The transparency of the RING system is able to add even more value by also capturing problematic, even if not illegal behavior and happenings – animals trying to get into a garage, delivery vehicles accidently backing into a fence, and even severe weather events that might blow down a tree or damage other property.

This concept has been adopted by law enforcement agencies as well, whether it be “Amber Alerts” or “See Something, Say Something” campaigns.

Secrecy may have been an advantage in times of lesser technologies. But, in today’s high tech world, the primary approach to safety should probably be an assumption of sharing information broadly and openly – allowing the masses to help protect our communities together — rather than trying to rely on secrecy and surprise alone.

Final Thoughts

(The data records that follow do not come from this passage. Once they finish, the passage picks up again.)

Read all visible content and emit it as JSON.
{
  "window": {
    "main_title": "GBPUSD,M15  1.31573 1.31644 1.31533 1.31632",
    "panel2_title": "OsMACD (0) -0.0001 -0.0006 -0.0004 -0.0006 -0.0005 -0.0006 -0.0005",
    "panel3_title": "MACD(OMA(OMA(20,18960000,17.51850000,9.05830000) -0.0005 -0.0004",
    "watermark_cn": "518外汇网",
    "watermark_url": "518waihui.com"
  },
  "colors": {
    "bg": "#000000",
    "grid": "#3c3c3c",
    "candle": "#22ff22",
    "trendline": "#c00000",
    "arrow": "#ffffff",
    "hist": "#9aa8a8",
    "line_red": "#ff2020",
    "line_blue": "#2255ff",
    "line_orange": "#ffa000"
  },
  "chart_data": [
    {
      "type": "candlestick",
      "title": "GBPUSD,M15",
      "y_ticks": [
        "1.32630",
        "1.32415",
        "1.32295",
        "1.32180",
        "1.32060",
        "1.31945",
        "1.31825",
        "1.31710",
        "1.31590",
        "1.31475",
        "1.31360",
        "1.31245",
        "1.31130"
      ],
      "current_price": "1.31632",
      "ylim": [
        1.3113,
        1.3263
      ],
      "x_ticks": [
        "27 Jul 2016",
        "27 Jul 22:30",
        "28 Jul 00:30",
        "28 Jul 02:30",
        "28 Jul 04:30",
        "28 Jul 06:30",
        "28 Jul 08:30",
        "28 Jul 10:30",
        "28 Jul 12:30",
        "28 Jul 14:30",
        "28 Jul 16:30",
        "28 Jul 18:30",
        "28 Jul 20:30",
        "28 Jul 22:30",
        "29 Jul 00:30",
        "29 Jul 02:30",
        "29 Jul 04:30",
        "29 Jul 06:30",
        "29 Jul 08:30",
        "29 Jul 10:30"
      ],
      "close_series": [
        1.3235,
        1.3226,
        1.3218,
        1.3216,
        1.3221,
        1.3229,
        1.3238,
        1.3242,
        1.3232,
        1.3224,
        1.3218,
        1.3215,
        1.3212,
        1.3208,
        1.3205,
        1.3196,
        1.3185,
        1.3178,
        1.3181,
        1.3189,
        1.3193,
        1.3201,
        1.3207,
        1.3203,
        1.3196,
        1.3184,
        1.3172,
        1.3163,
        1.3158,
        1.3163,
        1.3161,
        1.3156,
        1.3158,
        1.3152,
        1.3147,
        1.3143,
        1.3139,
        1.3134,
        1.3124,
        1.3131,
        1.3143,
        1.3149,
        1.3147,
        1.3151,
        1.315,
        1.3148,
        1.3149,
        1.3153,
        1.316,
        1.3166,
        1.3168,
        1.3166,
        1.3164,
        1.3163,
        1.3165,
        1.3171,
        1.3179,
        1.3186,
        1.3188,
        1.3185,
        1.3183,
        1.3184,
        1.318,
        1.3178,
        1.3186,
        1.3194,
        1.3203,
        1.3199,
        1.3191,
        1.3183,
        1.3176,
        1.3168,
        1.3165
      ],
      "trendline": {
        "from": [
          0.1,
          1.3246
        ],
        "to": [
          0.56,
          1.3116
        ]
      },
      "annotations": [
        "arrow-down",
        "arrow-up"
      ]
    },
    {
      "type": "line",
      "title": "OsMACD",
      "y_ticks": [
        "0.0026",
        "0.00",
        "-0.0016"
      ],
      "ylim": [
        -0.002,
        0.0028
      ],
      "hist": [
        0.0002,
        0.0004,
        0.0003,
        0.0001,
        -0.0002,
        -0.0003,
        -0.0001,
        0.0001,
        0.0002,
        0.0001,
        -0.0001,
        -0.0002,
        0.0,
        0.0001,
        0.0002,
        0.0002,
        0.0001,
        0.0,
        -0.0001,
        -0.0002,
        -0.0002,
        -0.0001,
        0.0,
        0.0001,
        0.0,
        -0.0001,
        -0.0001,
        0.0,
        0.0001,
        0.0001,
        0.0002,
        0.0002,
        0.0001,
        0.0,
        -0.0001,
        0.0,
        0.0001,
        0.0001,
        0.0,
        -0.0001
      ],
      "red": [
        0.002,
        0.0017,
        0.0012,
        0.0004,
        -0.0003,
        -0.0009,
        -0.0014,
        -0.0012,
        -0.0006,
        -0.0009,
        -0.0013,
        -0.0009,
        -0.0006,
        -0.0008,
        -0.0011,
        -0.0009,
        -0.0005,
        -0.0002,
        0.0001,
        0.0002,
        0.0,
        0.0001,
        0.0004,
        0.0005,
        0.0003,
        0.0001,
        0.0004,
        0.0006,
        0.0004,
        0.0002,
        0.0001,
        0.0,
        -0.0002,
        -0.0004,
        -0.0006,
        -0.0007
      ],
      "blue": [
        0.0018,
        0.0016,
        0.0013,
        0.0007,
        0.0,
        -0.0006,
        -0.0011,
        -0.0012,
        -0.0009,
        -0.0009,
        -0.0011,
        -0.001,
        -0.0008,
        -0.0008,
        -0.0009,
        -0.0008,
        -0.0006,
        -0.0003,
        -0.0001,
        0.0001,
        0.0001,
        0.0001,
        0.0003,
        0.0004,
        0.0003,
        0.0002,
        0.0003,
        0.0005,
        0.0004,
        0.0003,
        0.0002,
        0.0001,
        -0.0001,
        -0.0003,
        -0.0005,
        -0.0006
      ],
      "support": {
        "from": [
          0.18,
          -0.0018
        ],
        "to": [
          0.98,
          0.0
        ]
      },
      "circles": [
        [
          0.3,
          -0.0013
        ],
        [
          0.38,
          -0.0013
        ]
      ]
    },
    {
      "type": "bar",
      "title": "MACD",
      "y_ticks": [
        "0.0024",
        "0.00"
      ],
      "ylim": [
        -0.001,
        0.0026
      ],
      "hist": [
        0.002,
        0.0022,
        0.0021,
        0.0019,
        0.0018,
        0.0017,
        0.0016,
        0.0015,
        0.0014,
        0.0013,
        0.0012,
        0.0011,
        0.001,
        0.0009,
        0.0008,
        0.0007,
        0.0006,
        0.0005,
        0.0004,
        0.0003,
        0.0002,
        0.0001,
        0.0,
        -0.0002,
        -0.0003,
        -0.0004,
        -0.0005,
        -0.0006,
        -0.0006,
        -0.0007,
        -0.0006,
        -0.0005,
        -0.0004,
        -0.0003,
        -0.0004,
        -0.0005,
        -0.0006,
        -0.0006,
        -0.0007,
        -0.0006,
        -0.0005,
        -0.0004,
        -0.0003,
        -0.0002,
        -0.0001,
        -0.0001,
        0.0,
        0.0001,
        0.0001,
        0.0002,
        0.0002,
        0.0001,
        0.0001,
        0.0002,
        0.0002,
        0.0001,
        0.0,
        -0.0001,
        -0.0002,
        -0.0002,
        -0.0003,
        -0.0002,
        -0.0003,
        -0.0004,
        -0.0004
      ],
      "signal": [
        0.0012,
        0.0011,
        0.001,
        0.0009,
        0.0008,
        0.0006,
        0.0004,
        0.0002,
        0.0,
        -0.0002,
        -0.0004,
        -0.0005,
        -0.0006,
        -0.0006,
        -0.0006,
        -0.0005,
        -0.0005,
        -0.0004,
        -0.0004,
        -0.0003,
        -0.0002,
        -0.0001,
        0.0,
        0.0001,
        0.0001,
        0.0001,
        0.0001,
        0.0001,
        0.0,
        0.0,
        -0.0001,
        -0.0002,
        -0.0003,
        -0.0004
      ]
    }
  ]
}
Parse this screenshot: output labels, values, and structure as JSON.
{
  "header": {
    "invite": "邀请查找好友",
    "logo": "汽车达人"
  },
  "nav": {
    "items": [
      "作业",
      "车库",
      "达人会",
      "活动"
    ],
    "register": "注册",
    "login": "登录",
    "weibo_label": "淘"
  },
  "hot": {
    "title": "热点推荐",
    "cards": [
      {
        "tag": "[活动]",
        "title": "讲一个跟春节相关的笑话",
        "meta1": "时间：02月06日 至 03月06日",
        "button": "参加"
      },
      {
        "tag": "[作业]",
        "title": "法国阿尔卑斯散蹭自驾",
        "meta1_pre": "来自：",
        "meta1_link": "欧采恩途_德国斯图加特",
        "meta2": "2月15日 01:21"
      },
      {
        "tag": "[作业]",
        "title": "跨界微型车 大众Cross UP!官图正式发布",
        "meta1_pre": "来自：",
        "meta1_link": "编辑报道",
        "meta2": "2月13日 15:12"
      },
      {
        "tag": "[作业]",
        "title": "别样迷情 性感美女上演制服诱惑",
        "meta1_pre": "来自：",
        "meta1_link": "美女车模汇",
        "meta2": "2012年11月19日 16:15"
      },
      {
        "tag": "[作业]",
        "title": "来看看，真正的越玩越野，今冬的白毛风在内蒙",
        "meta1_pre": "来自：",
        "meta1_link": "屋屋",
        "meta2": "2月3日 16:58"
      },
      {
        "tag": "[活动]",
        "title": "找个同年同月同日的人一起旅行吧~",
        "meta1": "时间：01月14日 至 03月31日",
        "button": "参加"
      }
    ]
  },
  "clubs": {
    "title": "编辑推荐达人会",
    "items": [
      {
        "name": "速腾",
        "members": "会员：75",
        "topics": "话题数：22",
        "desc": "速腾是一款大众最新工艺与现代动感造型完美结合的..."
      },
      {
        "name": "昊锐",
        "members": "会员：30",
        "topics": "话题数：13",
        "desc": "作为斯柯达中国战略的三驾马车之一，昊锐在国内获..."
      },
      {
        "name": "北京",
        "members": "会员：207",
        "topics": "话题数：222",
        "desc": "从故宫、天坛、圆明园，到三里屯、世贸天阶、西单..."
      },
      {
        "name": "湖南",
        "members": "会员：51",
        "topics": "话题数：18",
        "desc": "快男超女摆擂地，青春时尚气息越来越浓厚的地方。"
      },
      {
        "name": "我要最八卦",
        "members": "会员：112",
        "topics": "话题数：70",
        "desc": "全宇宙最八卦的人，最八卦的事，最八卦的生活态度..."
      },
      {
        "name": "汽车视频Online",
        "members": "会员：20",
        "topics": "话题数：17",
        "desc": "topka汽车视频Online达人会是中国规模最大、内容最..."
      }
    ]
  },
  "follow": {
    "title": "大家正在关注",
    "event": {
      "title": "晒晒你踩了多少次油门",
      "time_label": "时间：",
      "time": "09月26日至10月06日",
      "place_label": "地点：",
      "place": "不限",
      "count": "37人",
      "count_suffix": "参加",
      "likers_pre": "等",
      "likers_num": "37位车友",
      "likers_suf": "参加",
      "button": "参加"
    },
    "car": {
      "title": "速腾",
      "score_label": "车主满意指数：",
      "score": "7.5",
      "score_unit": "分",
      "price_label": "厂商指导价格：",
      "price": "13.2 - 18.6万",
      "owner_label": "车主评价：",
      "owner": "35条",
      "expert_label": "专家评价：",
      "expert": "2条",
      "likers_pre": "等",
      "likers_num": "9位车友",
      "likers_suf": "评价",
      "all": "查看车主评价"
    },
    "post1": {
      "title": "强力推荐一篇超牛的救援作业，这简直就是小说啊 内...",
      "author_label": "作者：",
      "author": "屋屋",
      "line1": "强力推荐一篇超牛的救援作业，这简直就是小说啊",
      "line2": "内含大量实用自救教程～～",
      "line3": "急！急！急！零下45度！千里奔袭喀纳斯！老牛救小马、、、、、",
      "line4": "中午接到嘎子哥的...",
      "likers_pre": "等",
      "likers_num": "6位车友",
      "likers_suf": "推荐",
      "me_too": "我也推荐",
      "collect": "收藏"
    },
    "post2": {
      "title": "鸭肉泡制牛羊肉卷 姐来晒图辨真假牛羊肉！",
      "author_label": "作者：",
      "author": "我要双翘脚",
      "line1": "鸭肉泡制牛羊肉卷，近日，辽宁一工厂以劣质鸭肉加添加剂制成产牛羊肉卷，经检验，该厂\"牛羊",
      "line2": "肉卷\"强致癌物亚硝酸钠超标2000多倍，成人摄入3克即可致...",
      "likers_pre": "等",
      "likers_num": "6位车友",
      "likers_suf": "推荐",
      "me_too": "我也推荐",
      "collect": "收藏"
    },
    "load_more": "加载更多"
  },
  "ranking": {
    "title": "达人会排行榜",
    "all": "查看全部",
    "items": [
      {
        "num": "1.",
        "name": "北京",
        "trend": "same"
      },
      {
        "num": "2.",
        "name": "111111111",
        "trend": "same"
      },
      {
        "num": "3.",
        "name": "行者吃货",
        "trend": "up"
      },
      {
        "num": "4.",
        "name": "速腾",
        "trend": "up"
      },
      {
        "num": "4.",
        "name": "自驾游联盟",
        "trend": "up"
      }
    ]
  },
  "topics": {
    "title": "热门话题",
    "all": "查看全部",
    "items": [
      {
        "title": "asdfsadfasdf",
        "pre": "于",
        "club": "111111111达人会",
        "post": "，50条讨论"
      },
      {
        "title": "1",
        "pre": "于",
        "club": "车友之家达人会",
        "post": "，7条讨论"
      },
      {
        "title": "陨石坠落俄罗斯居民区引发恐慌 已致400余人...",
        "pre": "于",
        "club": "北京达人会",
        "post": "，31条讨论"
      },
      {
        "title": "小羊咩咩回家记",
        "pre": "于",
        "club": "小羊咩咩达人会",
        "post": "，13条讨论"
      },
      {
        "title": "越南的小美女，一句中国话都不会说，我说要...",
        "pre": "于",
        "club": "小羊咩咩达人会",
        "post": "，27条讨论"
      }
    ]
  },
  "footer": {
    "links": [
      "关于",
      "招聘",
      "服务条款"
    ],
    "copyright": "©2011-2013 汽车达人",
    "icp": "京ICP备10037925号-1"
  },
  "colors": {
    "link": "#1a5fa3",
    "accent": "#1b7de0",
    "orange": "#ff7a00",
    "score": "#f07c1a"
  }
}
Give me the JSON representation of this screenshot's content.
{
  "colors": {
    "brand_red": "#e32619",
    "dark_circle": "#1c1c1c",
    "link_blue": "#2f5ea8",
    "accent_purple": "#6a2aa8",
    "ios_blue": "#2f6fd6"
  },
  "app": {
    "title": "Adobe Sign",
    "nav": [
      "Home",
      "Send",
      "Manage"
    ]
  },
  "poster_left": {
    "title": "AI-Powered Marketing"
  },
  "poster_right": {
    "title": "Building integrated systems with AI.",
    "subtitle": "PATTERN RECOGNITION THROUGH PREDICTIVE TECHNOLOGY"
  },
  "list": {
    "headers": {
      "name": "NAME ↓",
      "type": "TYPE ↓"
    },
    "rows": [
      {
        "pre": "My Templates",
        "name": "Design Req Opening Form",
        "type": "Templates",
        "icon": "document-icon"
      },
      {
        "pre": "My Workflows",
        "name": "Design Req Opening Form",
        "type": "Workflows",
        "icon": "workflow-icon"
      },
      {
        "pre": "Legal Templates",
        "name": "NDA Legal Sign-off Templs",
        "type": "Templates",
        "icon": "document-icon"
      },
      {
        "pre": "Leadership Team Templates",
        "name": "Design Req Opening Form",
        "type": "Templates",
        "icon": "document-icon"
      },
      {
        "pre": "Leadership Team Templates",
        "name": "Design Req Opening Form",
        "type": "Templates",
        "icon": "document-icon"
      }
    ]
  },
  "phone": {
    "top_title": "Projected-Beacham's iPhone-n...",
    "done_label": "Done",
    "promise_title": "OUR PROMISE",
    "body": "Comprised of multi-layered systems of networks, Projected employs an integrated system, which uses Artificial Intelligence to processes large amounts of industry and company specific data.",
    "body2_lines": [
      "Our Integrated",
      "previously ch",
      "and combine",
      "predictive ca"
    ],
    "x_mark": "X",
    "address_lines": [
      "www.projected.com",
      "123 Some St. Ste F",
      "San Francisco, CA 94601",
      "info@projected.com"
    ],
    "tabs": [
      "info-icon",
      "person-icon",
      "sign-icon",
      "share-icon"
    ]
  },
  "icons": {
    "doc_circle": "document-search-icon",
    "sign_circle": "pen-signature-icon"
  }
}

Admittedly, there is a place for secrecy and limiting information. But, the pendulum should swing away from secrecy as the norm and towards transparency as our default position. We should assume first that we will share information rather than being biased towards hording or restricting the flow of information. It takes time to make the shift. Transparency is about honesty, trust, vulnerability, collaboration, and taking risks. There will be times when a transparent leader is exploited by others with less noble intentions. But, if a leader wants to truly achieve great things, they will make the shift over time.